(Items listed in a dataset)
-- Opening Marker --

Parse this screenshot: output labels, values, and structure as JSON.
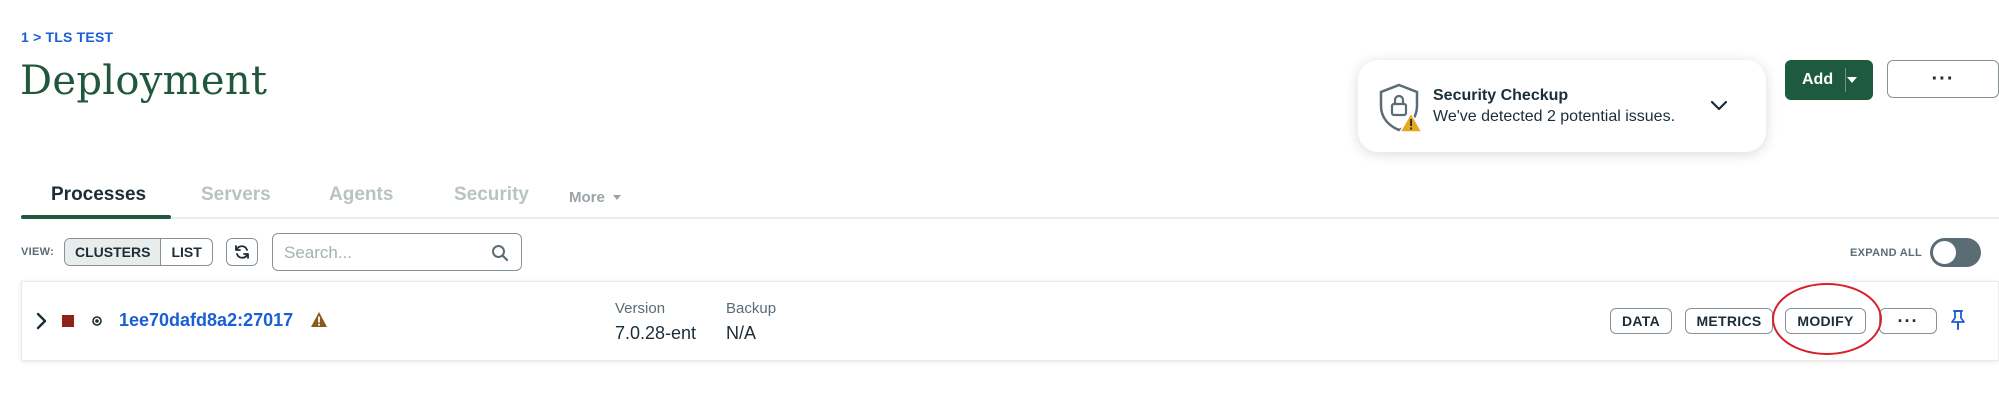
{
  "breadcrumb": "1 > TLS TEST",
  "page_title": "Deployment",
  "security_checkup": {
    "title": "Security Checkup",
    "subtitle": "We've detected 2 potential issues."
  },
  "header": {
    "add_label": "Add",
    "menu_label": "···"
  },
  "tabs": [
    {
      "label": "Processes"
    },
    {
      "label": "Servers"
    },
    {
      "label": "Agents"
    },
    {
      "label": "Security"
    },
    {
      "label": "More"
    }
  ],
  "toolbar": {
    "view_label": "VIEW:",
    "view_options": [
      "CLUSTERS",
      "LIST"
    ],
    "search_placeholder": "Search...",
    "expand_all_label": "EXPAND ALL"
  },
  "cluster": {
    "name": "1ee70dafd8a2:27017",
    "version_label": "Version",
    "version_value": "7.0.28-ent",
    "backup_label": "Backup",
    "backup_value": "N/A",
    "actions": [
      "DATA",
      "METRICS",
      "MODIFY"
    ],
    "menu_label": "···"
  },
  "colors": {
    "brand_green": "#1e5b3e",
    "title_green": "#21573d",
    "link_blue": "#1a5fd6",
    "status_red": "#8f221b",
    "warning_amber": "#e6a81f",
    "highlight_red": "#d8202b"
  },
  "icons": [
    "shield-lock-icon",
    "warning-icon",
    "chevron-down-icon",
    "refresh-icon",
    "search-icon",
    "chevron-right-icon",
    "pin-icon"
  ]
}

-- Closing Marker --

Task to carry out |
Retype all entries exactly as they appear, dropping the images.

Exercise response |
Parse this screenshot: output labels, values, and structure as JSON.
{
  "breadcrumb": "1 > TLS TEST",
  "page_title": "Deployment",
  "security_checkup": {
    "title": "Security Checkup",
    "subtitle": "We've detected 2 potential issues."
  },
  "header": {
    "add_label": "Add",
    "menu_label": "···"
  },
  "tabs": [
    {
      "label": "Processes"
    },
    {
      "label": "Servers"
    },
    {
      "label": "Agents"
    },
    {
      "label": "Security"
    },
    {
      "label": "More"
    }
  ],
  "toolbar": {
    "view_label": "VIEW:",
    "view_options": [
      "CLUSTERS",
      "LIST"
    ],
    "search_placeholder": "Search...",
    "expand_all_label": "EXPAND ALL"
  },
  "cluster": {
    "name": "1ee70dafd8a2:27017",
    "version_label": "Version",
    "version_value": "7.0.28-ent",
    "backup_label": "Backup",
    "backup_value": "N/A",
    "actions": [
      "DATA",
      "METRICS",
      "MODIFY"
    ],
    "menu_label": "···"
  },
  "colors": {
    "brand_green": "#1e5b3e",
    "title_green": "#21573d",
    "link_blue": "#1a5fd6",
    "status_red": "#8f221b",
    "warning_amber": "#e6a81f",
    "highlight_red": "#d8202b"
  },
  "icons": [
    "shield-lock-icon",
    "warning-icon",
    "chevron-down-icon",
    "refresh-icon",
    "search-icon",
    "chevron-right-icon",
    "pin-icon"
  ]
}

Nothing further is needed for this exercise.